A variety of studies in recent years have shown a promising connection between hearing loss and dementia. Not surprisingly, new research from the Johns Hopkins Bloomberg School of Public Health has revealed results that are consistent with previous findings.
Hearing Loss and Dementia Study Results
The most recent Johns Hopkins study included a national sample of 2,413 people, approximately 50 percent of whom were over age 80. Unlike other studies that only included individuals who could reach a clinic, data for this study was collected from in-home interviews and testing. The data gathered, then, includes a more diverse population than previous studies which only included in-clinic figures.
The results of the Johns Hopkins study may come as a surprise to some, but not so much for hearing health professionals and others who have long seen a connection between hearing loss and dementia. According to Johns Hopkins researchers, the “prevalence of dementia among the participants with moderate/severe hearing loss was 61 percent higher than prevalence among participants who had normal hearing.”

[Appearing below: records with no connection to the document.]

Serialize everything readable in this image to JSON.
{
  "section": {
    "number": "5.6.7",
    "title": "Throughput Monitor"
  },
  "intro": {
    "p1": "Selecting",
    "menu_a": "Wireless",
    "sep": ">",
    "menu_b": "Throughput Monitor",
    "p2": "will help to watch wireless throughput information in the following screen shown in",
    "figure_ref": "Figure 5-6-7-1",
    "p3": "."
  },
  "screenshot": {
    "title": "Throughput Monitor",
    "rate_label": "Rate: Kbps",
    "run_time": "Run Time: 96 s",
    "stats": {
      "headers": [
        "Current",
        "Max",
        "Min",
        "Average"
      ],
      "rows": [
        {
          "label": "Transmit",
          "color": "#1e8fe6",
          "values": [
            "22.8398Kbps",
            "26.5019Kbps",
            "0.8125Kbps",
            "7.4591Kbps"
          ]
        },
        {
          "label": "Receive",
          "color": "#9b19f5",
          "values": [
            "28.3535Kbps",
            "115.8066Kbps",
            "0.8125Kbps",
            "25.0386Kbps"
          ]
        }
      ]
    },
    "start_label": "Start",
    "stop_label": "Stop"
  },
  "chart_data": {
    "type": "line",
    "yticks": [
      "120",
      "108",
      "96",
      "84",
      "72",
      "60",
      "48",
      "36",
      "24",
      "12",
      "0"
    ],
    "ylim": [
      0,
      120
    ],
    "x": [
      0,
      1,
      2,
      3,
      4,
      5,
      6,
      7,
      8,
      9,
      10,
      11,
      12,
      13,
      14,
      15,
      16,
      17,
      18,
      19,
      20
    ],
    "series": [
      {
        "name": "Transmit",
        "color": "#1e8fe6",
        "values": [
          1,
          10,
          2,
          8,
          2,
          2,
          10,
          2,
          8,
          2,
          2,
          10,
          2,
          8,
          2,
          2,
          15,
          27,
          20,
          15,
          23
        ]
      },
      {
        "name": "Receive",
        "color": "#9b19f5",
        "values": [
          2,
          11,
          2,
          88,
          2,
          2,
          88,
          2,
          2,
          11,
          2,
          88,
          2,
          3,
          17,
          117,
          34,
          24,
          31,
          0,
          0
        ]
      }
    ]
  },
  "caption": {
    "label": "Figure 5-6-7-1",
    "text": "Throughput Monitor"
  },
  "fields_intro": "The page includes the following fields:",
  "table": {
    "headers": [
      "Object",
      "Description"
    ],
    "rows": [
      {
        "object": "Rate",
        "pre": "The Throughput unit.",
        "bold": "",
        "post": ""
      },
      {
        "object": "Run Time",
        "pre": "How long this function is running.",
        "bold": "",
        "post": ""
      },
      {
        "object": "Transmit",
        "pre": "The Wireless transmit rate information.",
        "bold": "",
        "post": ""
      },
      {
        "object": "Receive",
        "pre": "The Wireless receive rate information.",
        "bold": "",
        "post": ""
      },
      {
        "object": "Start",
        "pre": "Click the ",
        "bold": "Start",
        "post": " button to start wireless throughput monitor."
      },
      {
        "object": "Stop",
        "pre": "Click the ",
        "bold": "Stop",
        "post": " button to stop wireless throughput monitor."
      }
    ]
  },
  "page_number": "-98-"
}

But the findings don’t stop there. Of the 853 study participants who had moderate to severe hearing loss, there was a 32 percent lower prevalence of dementia amongst those who wore hearing aids.
As with other studies conducted in the past, the Johns Hopkins researchers are quick to point out that there IS a clear connection between hearing loss and dementia risk. However, further research must be done to completely identify why there is a connection.
Hearing Loss Treatment Could Lower Risk of Dementia
At Advanced Hearing Group, we’ve long been supporters of early hearing loss diagnosis and treatment. For infants, children, and adolescents, early diagnosis and treatment of hearing loss can significantly contribute to healthy growth and development, particularly in the areas of speech, communication, and social skills.
For adults and seniors, the situation really isn’t much different. Hearing loss can be caused by a variety of things including occupational noise hazards, genetic factors, autoimmune disorders, and other conditions such as Meniere’s disease. Regardless of the cause, however, the sooner hearing loss is detected and treated, the smaller the impact on an individual’s daily life.
Benefits of hearing loss treatment for all ages include:
- Better communication, including the ability to actively participate in conversation
- Improved relationships with family members, friends, and even strangers
- Increased independence and confidence with activities of daily living
- Enhanced overall health and mental health
And now, even though the connection may not yet be fully defined, we can add ‘lower the risk of dementia and cognitive decline’ to the list.
Manage the Hearing Loss and Dementia Risk in Your Own Life with Professional Hearing Loss Treatment
The first step toward mitigating your risk for dementia is to identify whether or not you have hearing loss. The easiest way to find out is with a thorough hearing evaluation which includes a hearing test.
Before you go, watch this video prepared by one of our audiologists: What Can I Expect During a Hearing Test? Then, schedule an appointment at our Mesa or Scottsdale hearing clinics and be ready to take action based on our audiologist’s recommendations.
For some, hearing loss treatment includes wearing hearing aids. And for others, part of the treatment may include preventing further hearing damage with the use of customized hearing protection.
Wherever you are with your hearing health, we’re here to help! Schedule an appointment with us today and get on the road to better hearing.
Read more about the Johns Hopkins research study linking hearing loss and dementia here.